So I wanted to look at this in more detail.
Historically, we have based the funding of higher education on the number of students who enroll in each college or university. Under the new formula, we will fund our 11 public universities and our 22 community colleges based upon student progress and not just how many students show up on the first day of class. We want the students who enroll to progress to a degree or a certificate.
Several principles guided the creation of the new funding model. First, we must give students access to a quality post-high school education. Second, we must focus on assisting and encouraging students to complete their education, with an emphasis on students who are underserved and at risk; we must also be aware of specific needs in the employment market as we guide students to careers. Third, we should offer incentives for institutions to work together and reward programs that successfully transition students across schools.

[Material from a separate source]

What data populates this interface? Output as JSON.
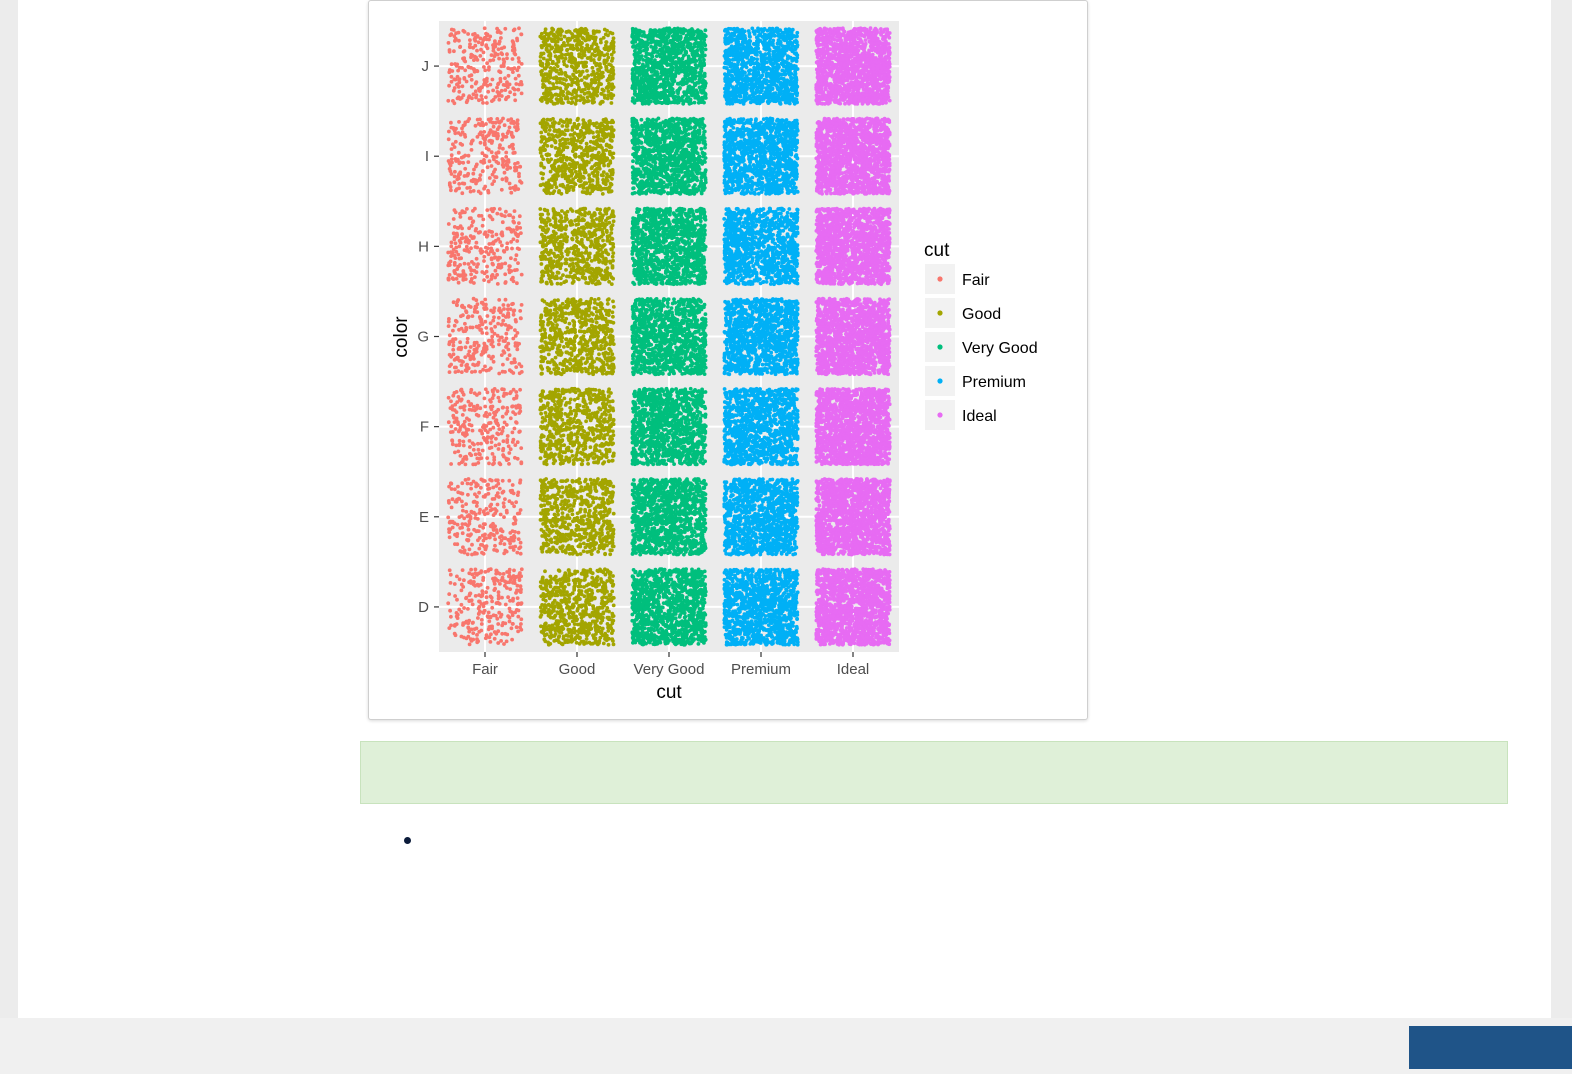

The general assembly passed the new formula, Act 148, early in the 2017 legislative session. I signed it in February. The law was a response to concern that the rate of graduation in two-year and four-year colleges has been too low. The goal of my administration is to raise the rate of graduation and completion from the current 40 percent to 60 percent by 2025. We have committed an additional 10 million dollars to higher education as we transition to the new formula, which we will use for the first time next year, which starts July 1, 2018.

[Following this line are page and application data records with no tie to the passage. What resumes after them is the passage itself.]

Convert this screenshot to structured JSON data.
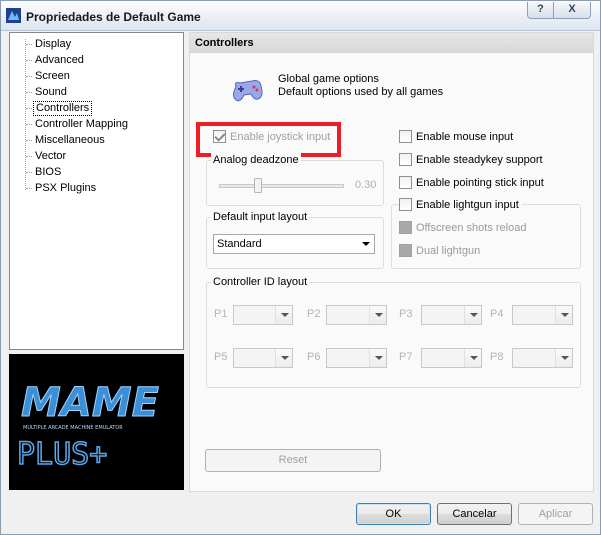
{
  "window": {
    "title": "Propriedades de Default Game"
  },
  "titlebar": {
    "help_label": "?",
    "close_label": "X"
  },
  "tree": {
    "items": [
      "Display",
      "Advanced",
      "Screen",
      "Sound",
      "Controllers",
      "Controller Mapping",
      "Miscellaneous",
      "Vector",
      "BIOS",
      "PSX Plugins"
    ],
    "selected": "Controllers"
  },
  "logo": {
    "brand": "MAME",
    "tagline": "MULTIPLE ARCADE MACHINE EMULATOR",
    "suffix": "PLUS+"
  },
  "panel": {
    "header": "Controllers",
    "info_line1": "Global game options",
    "info_line2": "Default options used by all games"
  },
  "options": {
    "enable_joystick": {
      "label": "Enable joystick input",
      "checked": true,
      "enabled": false
    },
    "enable_mouse": {
      "label": "Enable mouse input",
      "checked": false
    },
    "enable_steadykey": {
      "label": "Enable steadykey support",
      "checked": false
    },
    "enable_pointing_stick": {
      "label": "Enable pointing stick input",
      "checked": false
    },
    "enable_lightgun": {
      "label": "Enable lightgun input",
      "checked": false
    },
    "offscreen_reload": {
      "label": "Offscreen shots reload",
      "enabled": false
    },
    "dual_lightgun": {
      "label": "Dual lightgun",
      "enabled": false
    }
  },
  "analog_deadzone": {
    "label": "Analog deadzone",
    "value": "0.30",
    "fraction": 0.3
  },
  "default_input_layout": {
    "label": "Default input layout",
    "selected": "Standard"
  },
  "controller_id_layout": {
    "label": "Controller ID layout",
    "players": [
      "P1",
      "P2",
      "P3",
      "P4",
      "P5",
      "P6",
      "P7",
      "P8"
    ]
  },
  "buttons": {
    "reset": "Reset",
    "ok": "OK",
    "cancel": "Cancelar",
    "apply": "Aplicar"
  },
  "colors": {
    "highlight": "#ee1c25",
    "logo_blue": "#4a9ee0"
  }
}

Act 148 is a much needed upgrade of the state’s financial supports of its institutions of higher learning. If we are going to build a strong workforce so that Arkansas can compete in the 21st century marketplace, we must ensure that the diplomas and certificates we award guarantee that we have taught our students well.
As Maria Markham, director of the state Department of Higher Education, said in a recent interview with the Arkansas Democrat-Gazette, this is a necessary remedy to Arkansas’s historically low educational ranking.
On so many fronts, we are building a brighter future for Arkansans. We are reinforcing the foundation of our workforce with our computer science initiative by preparing students at a young age to enter a high-tech workplace with a high-tech education. We are catching the attention of foreign companies; already, we have attracted several businesses and hundreds of millions of dollars of direct foreign investment in Arkansas.
Our new formula for funding universities and colleges will further enhance our reputation as a state preparing for the future by providing an excellent, highly qualified pool of employees. We are rapidly climbing to the top of the class.
I am proud to be governor of a state whose leaders put so much thought, energy and elbow-grease into making this a state that keeps its homegrown talent at home while attracting top talent and business from around the world.